September 15th, 2004

WFH...

I worked from home today, and to be perfectly truthful, I wasn't a very good IBMer today. I spent most of the day catching up on my grad school homework. My week in Greece put me further behind than I thought.

School continues to really engage me, and in class Dr. Katz once again mentioned the Ph.D. program that's about to be approved at NCSU, and how last year there were 60 jobs open in the U.S. for PhDs in Technical Communication, and there were only 12 candidates for them. Interesting and intriguing.

I sent my sister an e-mail saying that way in the back of my mind already, I am toying with the idea of pursuing my doctorate, and asked her if she thought there was room in the family for two "doctors." Ever encouraging, she wrote back:


AWESOME!!!!!!!!!!!!!!!!!!!!!!! It’s all about perseverance. You’ve definitely dealt with way harder things in your life than getting a PhD, TRUST ME on that!


She added this in her note:


BTW Have you spoken to the rels? Mom fell in the bathroom while sleep walking about two weeks ago. Dad called after about a week (!) She didn’t go to the hospital, which pissed me off. They had just had the tile in their shower stall repaired and she walked into the bathroom in her sleep and kept going straight. Since the doors were off the stall to let the tile set, she tripped over the lip (no doors to bang into) and fell. She is horribly bruised and banged her head hard on the tile floor of the shower. She said she was still dizzy ( one week later) "but all my medications make me dizzy, so I can’t tell if it’s my head or my medications."

I tried to insist that she go to the doctor but…

I asked if they needed for me to come home and they both said no. Actually, they were both still going to the "spa" and working out in the pool and on the treadmills/bikes so I guess she’s okay. In fact, it’s a miracle she didn’t break a hip! I guess the spa is working!!

Just a warning before you call.
Love,
Your sista’


Class was so great tonight. We had an article to read by Guba on post-positivism, critical theory, and constructivism, which was a total bitch to read and understand, but by the end of the class it was all as clear as a bell. (Are bells really all that clear?) Dr. Katz read a paper she had written on the subject while she was in grad school and told a couple of stories that drove it all home for us. I thoroughly enjoyed the class.

This was bizarre. She told us about a story she had heard on NPR, it was about a study someone was doing on whether we can think abstractly before we have (know) language.

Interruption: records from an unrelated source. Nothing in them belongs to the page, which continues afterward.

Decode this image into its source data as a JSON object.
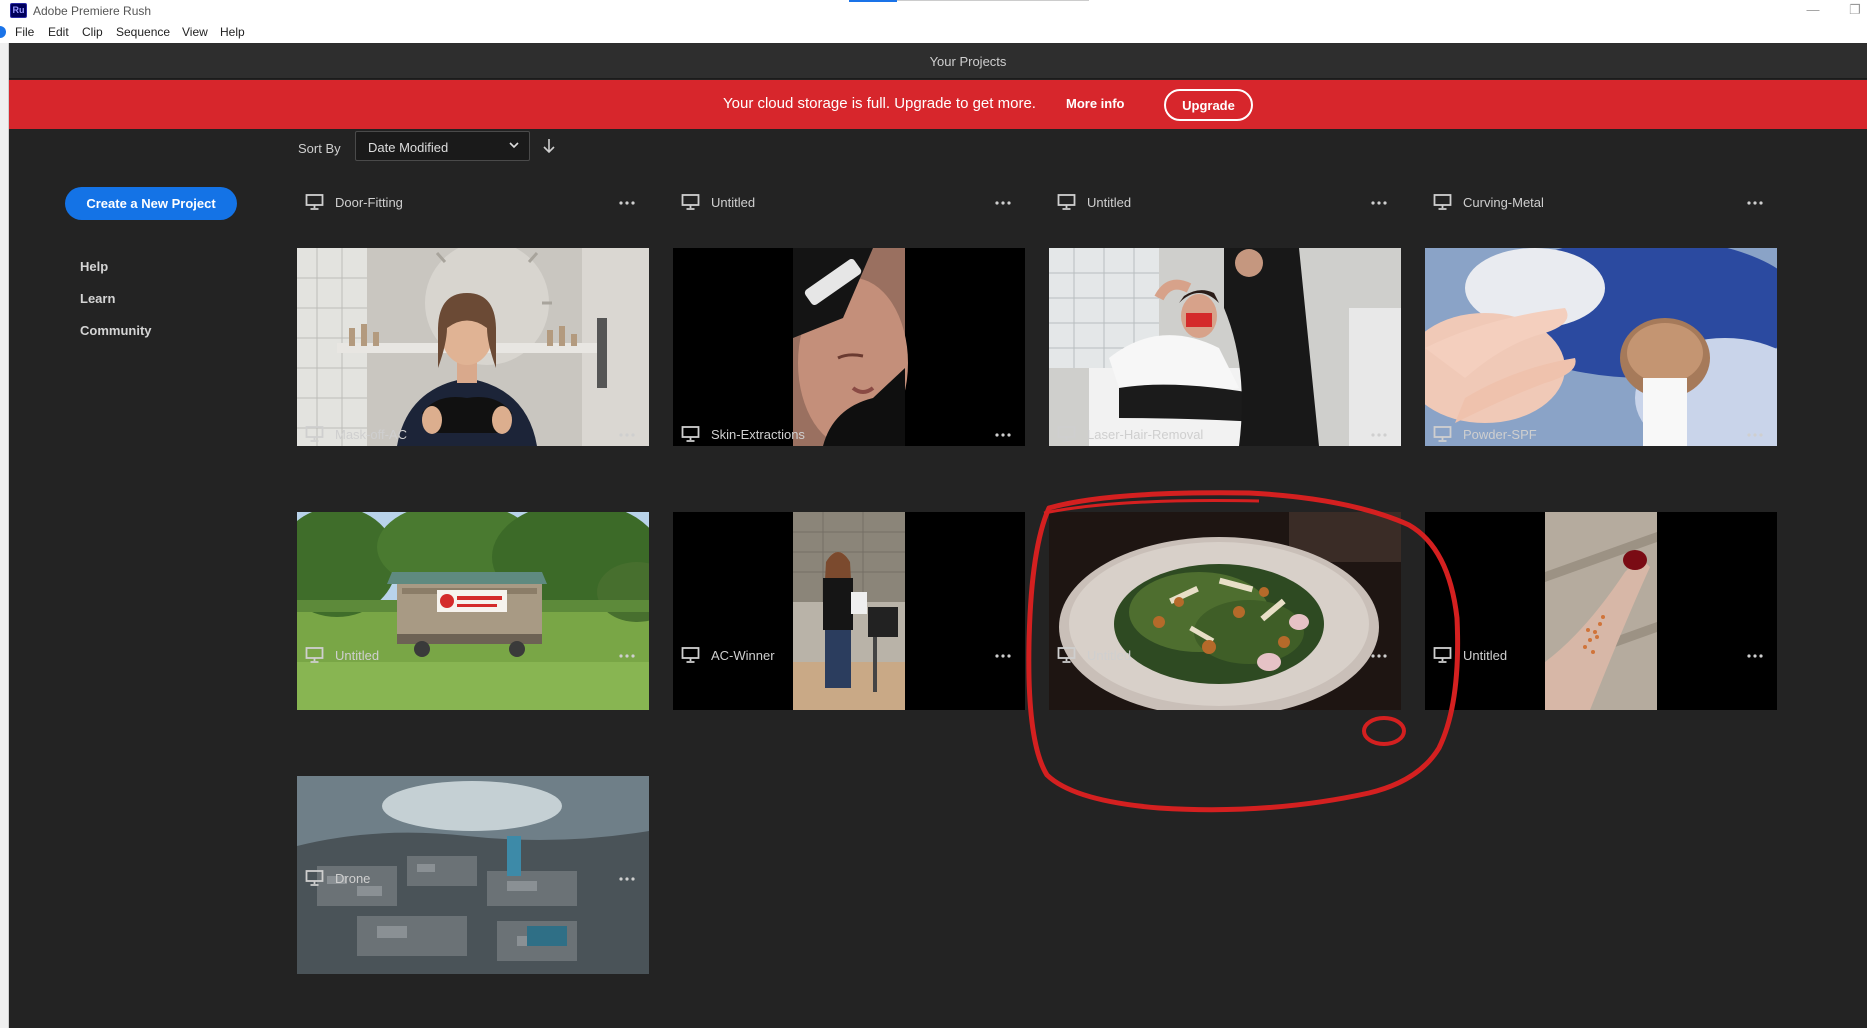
{
  "window": {
    "title": "Adobe Premiere Rush",
    "badge": "Ru"
  },
  "menu": [
    "File",
    "Edit",
    "Clip",
    "Sequence",
    "View",
    "Help"
  ],
  "header": {
    "title": "Your Projects"
  },
  "banner": {
    "message": "Your cloud storage is full. Upgrade to get more.",
    "more_info": "More info",
    "upgrade": "Upgrade",
    "color": "#d7262c"
  },
  "sort": {
    "label": "Sort By",
    "value": "Date Modified",
    "direction_icon": "arrow-down-icon"
  },
  "sidebar": {
    "create_label": "Create a New Project",
    "links": [
      "Help",
      "Learn",
      "Community"
    ],
    "accent": "#1473e6"
  },
  "projects": [
    {
      "title": "Door-Fitting",
      "thumbnail": "none"
    },
    {
      "title": "Untitled",
      "thumbnail": "none"
    },
    {
      "title": "Untitled",
      "thumbnail": "none"
    },
    {
      "title": "Curving-Metal",
      "thumbnail": "none"
    },
    {
      "title": "Mask-off-AC",
      "thumbnail": "woman-holding-mask"
    },
    {
      "title": "Skin-Extractions",
      "thumbnail": "gloved-hands-face"
    },
    {
      "title": "Laser-Hair-Removal",
      "thumbnail": "treatment-room"
    },
    {
      "title": "Powder-SPF",
      "thumbnail": "makeup-brush"
    },
    {
      "title": "Untitled",
      "thumbnail": "strawberry-farm-stand"
    },
    {
      "title": "AC-Winner",
      "thumbnail": "woman-with-award"
    },
    {
      "title": "Untitled",
      "thumbnail": "salad-plate"
    },
    {
      "title": "Untitled",
      "thumbnail": "glitter-arm"
    },
    {
      "title": "Drone",
      "thumbnail": "aerial-city"
    }
  ],
  "annotation": {
    "color": "#d42020",
    "target": "more-options on salad project"
  }
}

This is difficult to test because you can't ask people who don't have language yet questions.

She went on to say that they said you need a little background on this to understand the story, and it's just very bizarre, and you won't understand it, but here it is. When westerners think of, or talk about, "things," we usually think or talk about them in terms of location or place. For example, when you look at a glass and think about it, you might think, "The glass is on the table." or looking at a pen, you might think, "The pen is in my hand." etc.

Well in Korea, and this is the bizarre part, when they think about things, they think about them in terms of whether they are tightly or loosely wrapped rather than in terms of place or location. (HUH??? She said we wouldn't understand it.)

So basically the scientist devised an experiment in which (in Korea) she created a bunch of puppets, some of which were decorated with loosely-wrapped items, others with tightly-wrapped items. She then placed a video camera "back stage," that is, behind the puppets facing out to the audience, which consisted of babies, and filmed them watching / looking at the puppets.

What she found was that the children quickly became bored with the loosely wrapped puppets -- didn't watch them long, were distracted more easily while they were on, etc. They were engaged when the puppets with tightly-wrapped items were being shown, though.

Weird. Weird. Weird. She didn't say, but I assume a similar study was done on babies looking at things that weren't "placed" somewhere and found a similar reaction; that is, that those not placed or in a location bored the babies, and those that were shown in relation to place or location engaged them.

The conclusion was that you can think abstractly before acquiring language.

I went to Flex from there, and got a warm welcome from the few who were there, asking about our trip to Greece. Adam and Van both had 5:00 shadows (some nonsense about not being able to find a razor in the house), and I thought they both looked terribly, terribly sexy.

Dancing was not too crowded. Some straight people came, and this one straight, drunk girl was one of those who thought she could just get out on the floor and learn complicated line dances in ten minutes that some of us have been learning for two years. I don't mind people trying, but it would help if they weren't drunk, and if they'd try over in a corner of the dance floor where someone doing the dance right won't accidentally trip on them and sprain or break an ankle. GRRRRRR.

Van polled the dancers about Dolly Parton tickets, and low and behold Missy heard him and asked for a ticket. GRRRRRRRRRRRRRRRRR!